*EXERCISE:* Restate the listing below with no word altered.

*** PROVIDED MATERIAL Section Begins ***

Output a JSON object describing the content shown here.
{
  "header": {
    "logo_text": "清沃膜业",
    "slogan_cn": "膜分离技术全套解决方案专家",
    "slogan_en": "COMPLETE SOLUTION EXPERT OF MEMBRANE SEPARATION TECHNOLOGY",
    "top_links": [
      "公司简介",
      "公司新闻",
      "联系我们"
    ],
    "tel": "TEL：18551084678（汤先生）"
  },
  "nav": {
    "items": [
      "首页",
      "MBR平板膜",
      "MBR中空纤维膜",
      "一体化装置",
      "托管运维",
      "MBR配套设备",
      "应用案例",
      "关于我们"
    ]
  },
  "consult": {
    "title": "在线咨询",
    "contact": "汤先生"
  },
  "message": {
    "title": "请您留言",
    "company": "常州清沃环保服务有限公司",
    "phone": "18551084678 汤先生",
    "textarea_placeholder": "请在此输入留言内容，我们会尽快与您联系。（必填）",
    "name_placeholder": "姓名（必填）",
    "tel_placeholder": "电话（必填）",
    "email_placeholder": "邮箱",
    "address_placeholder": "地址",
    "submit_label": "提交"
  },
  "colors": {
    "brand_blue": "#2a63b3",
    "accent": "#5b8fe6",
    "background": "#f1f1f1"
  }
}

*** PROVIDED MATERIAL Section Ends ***

*EXERCISE RESULT:*
Output a JSON object describing the content shown here.
{
  "header": {
    "logo_text": "清沃膜业",
    "slogan_cn": "膜分离技术全套解决方案专家",
    "slogan_en": "COMPLETE SOLUTION EXPERT OF MEMBRANE SEPARATION TECHNOLOGY",
    "top_links": [
      "公司简介",
      "公司新闻",
      "联系我们"
    ],
    "tel": "TEL：18551084678（汤先生）"
  },
  "nav": {
    "items": [
      "首页",
      "MBR平板膜",
      "MBR中空纤维膜",
      "一体化装置",
      "托管运维",
      "MBR配套设备",
      "应用案例",
      "关于我们"
    ]
  },
  "consult": {
    "title": "在线咨询",
    "contact": "汤先生"
  },
  "message": {
    "title": "请您留言",
    "company": "常州清沃环保服务有限公司",
    "phone": "18551084678 汤先生",
    "textarea_placeholder": "请在此输入留言内容，我们会尽快与您联系。（必填）",
    "name_placeholder": "姓名（必填）",
    "tel_placeholder": "电话（必填）",
    "email_placeholder": "邮箱",
    "address_placeholder": "地址",
    "submit_label": "提交"
  },
  "colors": {
    "brand_blue": "#2a63b3",
    "accent": "#5b8fe6",
    "background": "#f1f1f1"
  }
}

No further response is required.